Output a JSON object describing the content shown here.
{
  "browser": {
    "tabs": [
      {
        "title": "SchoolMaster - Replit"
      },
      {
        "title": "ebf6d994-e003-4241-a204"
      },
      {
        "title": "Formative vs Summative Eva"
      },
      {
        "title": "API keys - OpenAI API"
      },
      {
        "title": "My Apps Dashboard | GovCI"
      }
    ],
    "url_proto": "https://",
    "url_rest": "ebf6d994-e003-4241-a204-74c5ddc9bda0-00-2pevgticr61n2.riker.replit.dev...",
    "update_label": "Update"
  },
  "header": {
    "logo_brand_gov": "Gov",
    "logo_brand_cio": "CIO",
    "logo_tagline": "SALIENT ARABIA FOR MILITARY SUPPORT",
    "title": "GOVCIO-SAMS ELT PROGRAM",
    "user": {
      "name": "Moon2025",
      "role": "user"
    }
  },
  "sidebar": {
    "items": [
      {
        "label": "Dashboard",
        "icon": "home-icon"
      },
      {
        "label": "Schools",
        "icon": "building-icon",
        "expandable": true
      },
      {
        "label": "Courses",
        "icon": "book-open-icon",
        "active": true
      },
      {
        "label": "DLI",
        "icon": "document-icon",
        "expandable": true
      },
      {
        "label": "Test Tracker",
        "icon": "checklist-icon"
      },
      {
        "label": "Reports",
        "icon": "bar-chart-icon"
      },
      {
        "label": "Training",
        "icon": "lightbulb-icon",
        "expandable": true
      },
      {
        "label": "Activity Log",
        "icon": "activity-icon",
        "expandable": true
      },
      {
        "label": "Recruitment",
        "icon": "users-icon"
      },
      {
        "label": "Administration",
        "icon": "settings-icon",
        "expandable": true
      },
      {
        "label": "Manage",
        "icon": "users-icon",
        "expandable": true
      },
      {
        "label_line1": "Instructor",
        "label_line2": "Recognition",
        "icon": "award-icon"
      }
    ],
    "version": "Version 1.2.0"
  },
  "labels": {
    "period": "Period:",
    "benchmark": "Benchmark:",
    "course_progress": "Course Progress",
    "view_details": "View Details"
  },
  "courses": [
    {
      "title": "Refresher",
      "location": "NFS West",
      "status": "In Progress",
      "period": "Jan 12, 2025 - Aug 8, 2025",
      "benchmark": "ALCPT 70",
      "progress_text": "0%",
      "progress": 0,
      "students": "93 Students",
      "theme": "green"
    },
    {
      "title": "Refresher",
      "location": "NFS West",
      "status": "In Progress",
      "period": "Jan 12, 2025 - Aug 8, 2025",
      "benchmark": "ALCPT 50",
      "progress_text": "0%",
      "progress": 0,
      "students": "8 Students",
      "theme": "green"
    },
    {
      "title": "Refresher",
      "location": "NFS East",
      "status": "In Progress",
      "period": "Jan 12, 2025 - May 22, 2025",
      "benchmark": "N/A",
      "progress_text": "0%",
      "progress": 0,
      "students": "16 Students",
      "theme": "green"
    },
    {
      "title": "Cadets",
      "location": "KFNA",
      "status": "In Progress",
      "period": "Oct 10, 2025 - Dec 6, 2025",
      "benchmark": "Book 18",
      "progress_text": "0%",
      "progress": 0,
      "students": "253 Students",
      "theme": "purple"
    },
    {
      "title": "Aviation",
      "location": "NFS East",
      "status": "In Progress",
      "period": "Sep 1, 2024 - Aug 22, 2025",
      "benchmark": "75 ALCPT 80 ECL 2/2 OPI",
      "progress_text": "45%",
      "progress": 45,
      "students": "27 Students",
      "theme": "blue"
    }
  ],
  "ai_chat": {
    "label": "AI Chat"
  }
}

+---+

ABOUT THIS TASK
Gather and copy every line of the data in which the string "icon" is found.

FINAL ANSWER
        "icon": "home-icon"
        "icon": "building-icon",
        "icon": "book-open-icon",
        "icon": "document-icon",
        "icon": "checklist-icon"
        "icon": "bar-chart-icon"
        "icon": "lightbulb-icon",
        "icon": "activity-icon",
        "icon": "users-icon"
        "icon": "settings-icon",
        "icon": "users-icon",
        "icon": "award-icon"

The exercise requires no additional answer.